In spite of what box I might check on government forms, I do not identify as white. However, people who share my particular pigmentation, those of Middle-Eastern descent, are arbitrarily sorted as caucasian.
The real meaning of “whiteness” becomes distorted when one compares the cultural implications to the physical attributes — and then to the US Census Bureau’s criteria. I am culturally white and colored brown.
According to the 2012 US Census, 83% of Minnesotans identify as white. Furthermore, 71% of the people living in Hennepin County, the Minnesota county I call home, are white. I do not mean to imply anything except that in this particular Midwestern state, whiteness is not a rare characteristic.
Nor is it rare to identify as white on the campus of Minneapolis Community and Technical College, however the ethnic statistics change in our diverse little section of the state. A touch less than half of the students enrolled at MCTC are classified as white.

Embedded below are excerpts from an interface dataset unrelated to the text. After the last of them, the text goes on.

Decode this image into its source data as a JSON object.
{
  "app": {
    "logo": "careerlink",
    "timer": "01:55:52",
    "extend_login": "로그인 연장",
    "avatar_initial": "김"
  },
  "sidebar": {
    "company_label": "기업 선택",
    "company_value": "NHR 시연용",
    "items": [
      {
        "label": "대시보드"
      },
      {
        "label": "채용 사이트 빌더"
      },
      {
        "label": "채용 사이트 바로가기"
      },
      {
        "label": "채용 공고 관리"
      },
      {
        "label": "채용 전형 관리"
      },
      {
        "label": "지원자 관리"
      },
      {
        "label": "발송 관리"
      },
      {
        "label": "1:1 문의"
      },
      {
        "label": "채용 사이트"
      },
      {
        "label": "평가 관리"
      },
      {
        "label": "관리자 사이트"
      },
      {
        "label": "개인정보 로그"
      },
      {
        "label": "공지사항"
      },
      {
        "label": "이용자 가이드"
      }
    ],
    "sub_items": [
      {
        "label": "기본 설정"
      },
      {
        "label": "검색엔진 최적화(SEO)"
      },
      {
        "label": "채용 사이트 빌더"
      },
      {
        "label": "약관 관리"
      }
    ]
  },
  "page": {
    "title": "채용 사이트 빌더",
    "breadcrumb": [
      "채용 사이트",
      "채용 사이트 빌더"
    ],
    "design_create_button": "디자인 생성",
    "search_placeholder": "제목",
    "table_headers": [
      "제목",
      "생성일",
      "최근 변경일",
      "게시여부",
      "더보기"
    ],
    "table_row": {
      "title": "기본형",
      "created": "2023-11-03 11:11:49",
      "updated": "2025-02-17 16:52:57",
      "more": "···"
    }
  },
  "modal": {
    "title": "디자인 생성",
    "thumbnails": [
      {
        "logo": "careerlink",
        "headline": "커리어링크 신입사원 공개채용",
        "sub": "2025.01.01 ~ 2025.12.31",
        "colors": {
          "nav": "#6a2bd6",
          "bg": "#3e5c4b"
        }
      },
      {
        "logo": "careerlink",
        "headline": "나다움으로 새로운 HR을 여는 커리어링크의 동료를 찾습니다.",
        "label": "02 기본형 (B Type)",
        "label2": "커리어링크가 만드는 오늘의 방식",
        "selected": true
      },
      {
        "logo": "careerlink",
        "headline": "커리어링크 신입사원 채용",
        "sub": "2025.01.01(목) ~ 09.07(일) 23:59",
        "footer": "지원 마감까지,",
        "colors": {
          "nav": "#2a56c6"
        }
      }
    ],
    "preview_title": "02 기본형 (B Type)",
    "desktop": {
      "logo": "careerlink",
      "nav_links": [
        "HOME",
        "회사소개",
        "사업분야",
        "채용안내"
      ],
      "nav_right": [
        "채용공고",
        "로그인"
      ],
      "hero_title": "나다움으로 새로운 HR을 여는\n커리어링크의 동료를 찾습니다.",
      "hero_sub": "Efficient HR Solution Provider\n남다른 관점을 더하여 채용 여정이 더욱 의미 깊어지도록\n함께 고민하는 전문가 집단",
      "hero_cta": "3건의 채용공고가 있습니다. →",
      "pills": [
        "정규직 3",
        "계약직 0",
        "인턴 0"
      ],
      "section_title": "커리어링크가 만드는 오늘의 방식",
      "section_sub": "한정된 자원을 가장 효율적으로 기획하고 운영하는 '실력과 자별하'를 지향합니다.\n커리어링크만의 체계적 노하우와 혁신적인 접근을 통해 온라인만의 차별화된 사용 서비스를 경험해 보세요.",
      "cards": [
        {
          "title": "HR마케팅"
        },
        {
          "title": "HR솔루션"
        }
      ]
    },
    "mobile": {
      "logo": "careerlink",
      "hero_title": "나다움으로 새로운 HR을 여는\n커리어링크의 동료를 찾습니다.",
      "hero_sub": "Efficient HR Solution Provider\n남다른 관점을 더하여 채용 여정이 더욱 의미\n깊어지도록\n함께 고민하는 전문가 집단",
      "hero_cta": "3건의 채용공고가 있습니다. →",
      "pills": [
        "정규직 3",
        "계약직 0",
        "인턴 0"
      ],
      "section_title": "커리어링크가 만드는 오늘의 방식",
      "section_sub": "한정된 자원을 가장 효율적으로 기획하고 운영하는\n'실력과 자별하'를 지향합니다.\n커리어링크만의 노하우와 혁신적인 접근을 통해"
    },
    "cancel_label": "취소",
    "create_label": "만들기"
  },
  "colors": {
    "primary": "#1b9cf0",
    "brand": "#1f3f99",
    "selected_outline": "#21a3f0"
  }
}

The population of MCTC is composed of a myriad of different cultural backgrounds, ethnicities, age groups, marital statuses and religions. We have the unique day-to-day privilege of comingling with students and staff who are different from ourselves, receiving the opportunity to learn from a spectacular tapestry sewn from the splendorous fabric of multifaceted human cultures.
With a campus that is composed of richly diverse people in every imaginable way, it is unfortunate that the dialogue on diversity inevitably leads to a discussion on race. However, the attention that MCTC’s racial diversity has been receiving is relevant to all diverse colleges in the area.
One incessantly irritating question prevails as the standard confrontation of brownness: “Where are you from?” (and the many other forms this question takes), appears more ludicrous to me as time progresses.
I’m “from” Illinois. I was born in Missouri. The question behind the veil is, “How are you that color?” Once the source of my color is revealed, I’m bombarded with a new series of assumptions. For me, being half-Middle Eastern does not mean I speak Arabic or practice Islam.
When I was a child, I asked my white mother whether or not I was American. I was confused because of the racial identifications I heard used around me. Classmates were called African-American, but I went more or less unsorted.
I remember my 6-year-old logic involving my American Girl doll, who appeared to be of Asiatic descent. If the doll was American, but my classmate was African-American, where did I fit?
My mother told me I was American but that my dad was Palestinian. That sounded legitimate to me at the time. From my current vantage point, the race issue has become exhaustingly convoluted.
My brownness has had three observable effects on me.
The first notable effect is how white people see and treat me. I have never felt discriminated against by white people, but I have felt the unfair opposite tendency in that vein. Maybe it’s just in my head, but I sense that the whitest people I know are relieved when brown people “act white.” The absence of cultural discrepancies allows for more fluid interactions.
The second effect I have noticed is how brown people see and treat me. Because of the unidentifiable mix I have going on, I have experienced acceptance in many brown cultures. That is, until it becomes apparent that I don’t speak their native language.
I survived only one week working at a Mexican restaurant because my co-workers failed to grasp that I did not understand their Spanish-issued instructions.
The third and most influential effect of being brown is that I tan well without burning in the summer. In all honesty, if I were the only person on the planet, this effect would be the only one worth noting.
Racial diversity is a gift because it allows the people involved to expose themselves to the reality of beautiful variations within our species. Race is a complex issue that really cannot be broken down into clear components. Are we talking about the melanin content in someone’s skin or are we talking about the culture that individual associates with?
Assumptions based on color and further assumptions based on known ethnicity tend to be inaccurate.
When people see you and their brains automatically categorize you based on your features, sorting you into known cultural groups to better predict your behavior, it is really about themselves. In an empathetic exchange between humans, there are going to be differences in values and opinions and in order not to ruffle feathers, we learn what behaviors are appropriate with what groups of people.
We are social animals who want and need connection for healthy functioning. Out of comfort, we tend to socialize and connect with people who are most like us, whether they share our interests, background or ethnicity. However, it can only be beneficial to us all not to limit ourselves to what is immediately comfortable. It is for this reason that the race conversation is so important for us to have at this point in history.
As a species, we have come a long way from enslaving our fellow man and treating one another barbarically — but we are nowhere near where we can be in terms of human potential. When some people are approached with the subject of race, they respond by claiming that they “don’t see color.”
I do not believe these people.
There is nothing inherently wrong with noticing differences between people. Without facial recognition, for example, we could enter into dangerous circumstances unknowingly. Our ability to discern differences is a valuable learning mechanism and a useful tool for those wishing to analyze market trends. The problem arises when the differences are hyper-focused on, or utilized to justify, discrimination and prejudice.
I “see color” and my head has been filled with racial stereotypes from a lifetime of living in this country. However, I can also see the importance of creating an increased collective understanding that regardless of our numerous differences, we have one thing in common: we are all humans existing on this planet.
Race is not going away. We need to deal with this now.